**** Dataset records

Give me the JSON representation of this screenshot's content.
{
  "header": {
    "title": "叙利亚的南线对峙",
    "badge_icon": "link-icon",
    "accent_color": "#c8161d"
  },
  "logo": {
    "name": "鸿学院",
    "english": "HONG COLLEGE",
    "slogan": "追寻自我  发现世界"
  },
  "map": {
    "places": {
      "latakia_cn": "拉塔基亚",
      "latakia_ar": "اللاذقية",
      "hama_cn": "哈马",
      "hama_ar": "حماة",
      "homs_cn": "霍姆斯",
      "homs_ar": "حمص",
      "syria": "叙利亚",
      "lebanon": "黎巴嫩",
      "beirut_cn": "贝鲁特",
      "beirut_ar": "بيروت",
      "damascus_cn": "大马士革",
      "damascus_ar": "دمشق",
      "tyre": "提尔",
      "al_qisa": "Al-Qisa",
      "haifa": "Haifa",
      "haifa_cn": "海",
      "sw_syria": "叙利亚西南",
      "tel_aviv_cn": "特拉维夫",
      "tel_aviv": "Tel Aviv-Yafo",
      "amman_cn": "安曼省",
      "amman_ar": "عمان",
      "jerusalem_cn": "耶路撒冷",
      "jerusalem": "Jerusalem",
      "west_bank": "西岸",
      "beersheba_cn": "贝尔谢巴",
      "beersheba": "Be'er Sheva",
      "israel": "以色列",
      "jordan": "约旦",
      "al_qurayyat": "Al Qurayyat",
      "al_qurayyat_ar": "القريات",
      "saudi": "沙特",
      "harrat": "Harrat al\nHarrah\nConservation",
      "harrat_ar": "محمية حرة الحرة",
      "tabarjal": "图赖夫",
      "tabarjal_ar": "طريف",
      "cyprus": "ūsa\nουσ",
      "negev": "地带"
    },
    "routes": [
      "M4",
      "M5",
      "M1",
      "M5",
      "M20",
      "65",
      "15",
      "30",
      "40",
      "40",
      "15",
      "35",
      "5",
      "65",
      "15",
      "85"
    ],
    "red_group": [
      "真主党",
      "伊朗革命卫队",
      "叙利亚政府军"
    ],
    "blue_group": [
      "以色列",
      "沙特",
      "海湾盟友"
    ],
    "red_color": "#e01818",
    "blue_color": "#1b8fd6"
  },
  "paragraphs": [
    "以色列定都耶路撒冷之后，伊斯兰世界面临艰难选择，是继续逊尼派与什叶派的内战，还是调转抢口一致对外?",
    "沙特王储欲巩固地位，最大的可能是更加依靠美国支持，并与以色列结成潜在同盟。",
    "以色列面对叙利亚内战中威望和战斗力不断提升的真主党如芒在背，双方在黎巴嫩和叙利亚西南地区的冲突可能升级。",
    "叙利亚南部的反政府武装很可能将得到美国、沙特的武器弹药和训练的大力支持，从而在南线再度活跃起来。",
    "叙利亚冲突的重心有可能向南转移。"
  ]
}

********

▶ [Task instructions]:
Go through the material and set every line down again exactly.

▶ [Exercise response]:
Give me the JSON representation of this screenshot's content.
{
  "header": {
    "title": "叙利亚的南线对峙",
    "badge_icon": "link-icon",
    "accent_color": "#c8161d"
  },
  "logo": {
    "name": "鸿学院",
    "english": "HONG COLLEGE",
    "slogan": "追寻自我  发现世界"
  },
  "map": {
    "places": {
      "latakia_cn": "拉塔基亚",
      "latakia_ar": "اللاذقية",
      "hama_cn": "哈马",
      "hama_ar": "حماة",
      "homs_cn": "霍姆斯",
      "homs_ar": "حمص",
      "syria": "叙利亚",
      "lebanon": "黎巴嫩",
      "beirut_cn": "贝鲁特",
      "beirut_ar": "بيروت",
      "damascus_cn": "大马士革",
      "damascus_ar": "دمشق",
      "tyre": "提尔",
      "al_qisa": "Al-Qisa",
      "haifa": "Haifa",
      "haifa_cn": "海",
      "sw_syria": "叙利亚西南",
      "tel_aviv_cn": "特拉维夫",
      "tel_aviv": "Tel Aviv-Yafo",
      "amman_cn": "安曼省",
      "amman_ar": "عمان",
      "jerusalem_cn": "耶路撒冷",
      "jerusalem": "Jerusalem",
      "west_bank": "西岸",
      "beersheba_cn": "贝尔谢巴",
      "beersheba": "Be'er Sheva",
      "israel": "以色列",
      "jordan": "约旦",
      "al_qurayyat": "Al Qurayyat",
      "al_qurayyat_ar": "القريات",
      "saudi": "沙特",
      "harrat": "Harrat al\nHarrah\nConservation",
      "harrat_ar": "محمية حرة الحرة",
      "tabarjal": "图赖夫",
      "tabarjal_ar": "طريف",
      "cyprus": "ūsa\nουσ",
      "negev": "地带"
    },
    "routes": [
      "M4",
      "M5",
      "M1",
      "M5",
      "M20",
      "65",
      "15",
      "30",
      "40",
      "40",
      "15",
      "35",
      "5",
      "65",
      "15",
      "85"
    ],
    "red_group": [
      "真主党",
      "伊朗革命卫队",
      "叙利亚政府军"
    ],
    "blue_group": [
      "以色列",
      "沙特",
      "海湾盟友"
    ],
    "red_color": "#e01818",
    "blue_color": "#1b8fd6"
  },
  "paragraphs": [
    "以色列定都耶路撒冷之后，伊斯兰世界面临艰难选择，是继续逊尼派与什叶派的内战，还是调转抢口一致对外?",
    "沙特王储欲巩固地位，最大的可能是更加依靠美国支持，并与以色列结成潜在同盟。",
    "以色列面对叙利亚内战中威望和战斗力不断提升的真主党如芒在背，双方在黎巴嫩和叙利亚西南地区的冲突可能升级。",
    "叙利亚南部的反政府武装很可能将得到美国、沙特的武器弹药和训练的大力支持，从而在南线再度活跃起来。",
    "叙利亚冲突的重心有可能向南转移。"
  ]
}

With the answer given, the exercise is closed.